Reproduce all the entries exactly and keep the pictures out.
——
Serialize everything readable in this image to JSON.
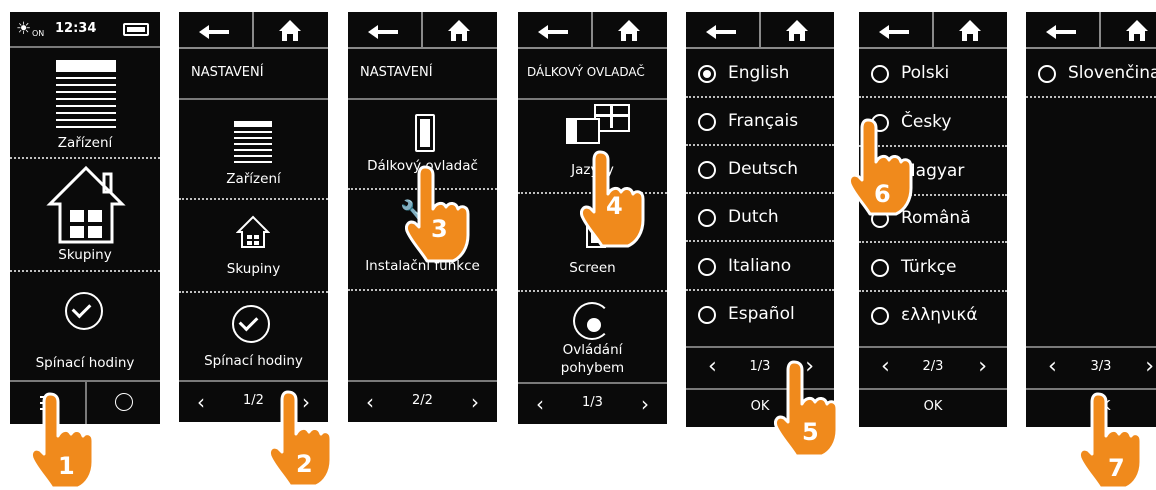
{
  "screen1": {
    "status_time": "12:34",
    "status_on": "ON",
    "items": [
      "Zařízení",
      "Skupiny",
      "Spínací hodiny"
    ]
  },
  "screen2": {
    "title": "NASTAVENÍ",
    "items": [
      "Zařízení",
      "Skupiny",
      "Spínací hodiny"
    ],
    "page": "1/2"
  },
  "screen3": {
    "title": "NASTAVENÍ",
    "items": [
      "Dálkový ovladač",
      "Instalační funkce"
    ],
    "page": "2/2"
  },
  "screen4": {
    "title": "DÁLKOVÝ OVLADAČ",
    "items": [
      "Jazyky",
      "Screen",
      "Ovládání",
      "pohybem"
    ],
    "page": "1/3"
  },
  "screen5": {
    "languages": [
      "English",
      "Français",
      "Deutsch",
      "Dutch",
      "Italiano",
      "Español"
    ],
    "selected": "English",
    "page": "1/3",
    "ok": "OK"
  },
  "screen6": {
    "languages": [
      "Polski",
      "Česky",
      "Magyar",
      "Română",
      "Türkçe",
      "ελληνικά"
    ],
    "page": "2/3",
    "ok": "OK"
  },
  "screen7": {
    "languages": [
      "Slovenčina"
    ],
    "page": "3/3",
    "ok": "OK"
  },
  "steps": [
    "1",
    "2",
    "3",
    "4",
    "5",
    "6",
    "7"
  ],
  "colors": {
    "screen_bg": "#0a0a0a",
    "hand": "#f08a1c",
    "hand_outline": "#ffffff"
  }
}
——
= Response to the exercise =
Serialize everything readable in this image to JSON.
{
  "screen1": {
    "status_time": "12:34",
    "status_on": "ON",
    "items": [
      "Zařízení",
      "Skupiny",
      "Spínací hodiny"
    ]
  },
  "screen2": {
    "title": "NASTAVENÍ",
    "items": [
      "Zařízení",
      "Skupiny",
      "Spínací hodiny"
    ],
    "page": "1/2"
  },
  "screen3": {
    "title": "NASTAVENÍ",
    "items": [
      "Dálkový ovladač",
      "Instalační funkce"
    ],
    "page": "2/2"
  },
  "screen4": {
    "title": "DÁLKOVÝ OVLADAČ",
    "items": [
      "Jazyky",
      "Screen",
      "Ovládání",
      "pohybem"
    ],
    "page": "1/3"
  },
  "screen5": {
    "languages": [
      "English",
      "Français",
      "Deutsch",
      "Dutch",
      "Italiano",
      "Español"
    ],
    "selected": "English",
    "page": "1/3",
    "ok": "OK"
  },
  "screen6": {
    "languages": [
      "Polski",
      "Česky",
      "Magyar",
      "Română",
      "Türkçe",
      "ελληνικά"
    ],
    "page": "2/3",
    "ok": "OK"
  },
  "screen7": {
    "languages": [
      "Slovenčina"
    ],
    "page": "3/3",
    "ok": "OK"
  },
  "steps": [
    "1",
    "2",
    "3",
    "4",
    "5",
    "6",
    "7"
  ],
  "colors": {
    "screen_bg": "#0a0a0a",
    "hand": "#f08a1c",
    "hand_outline": "#ffffff"
  }
}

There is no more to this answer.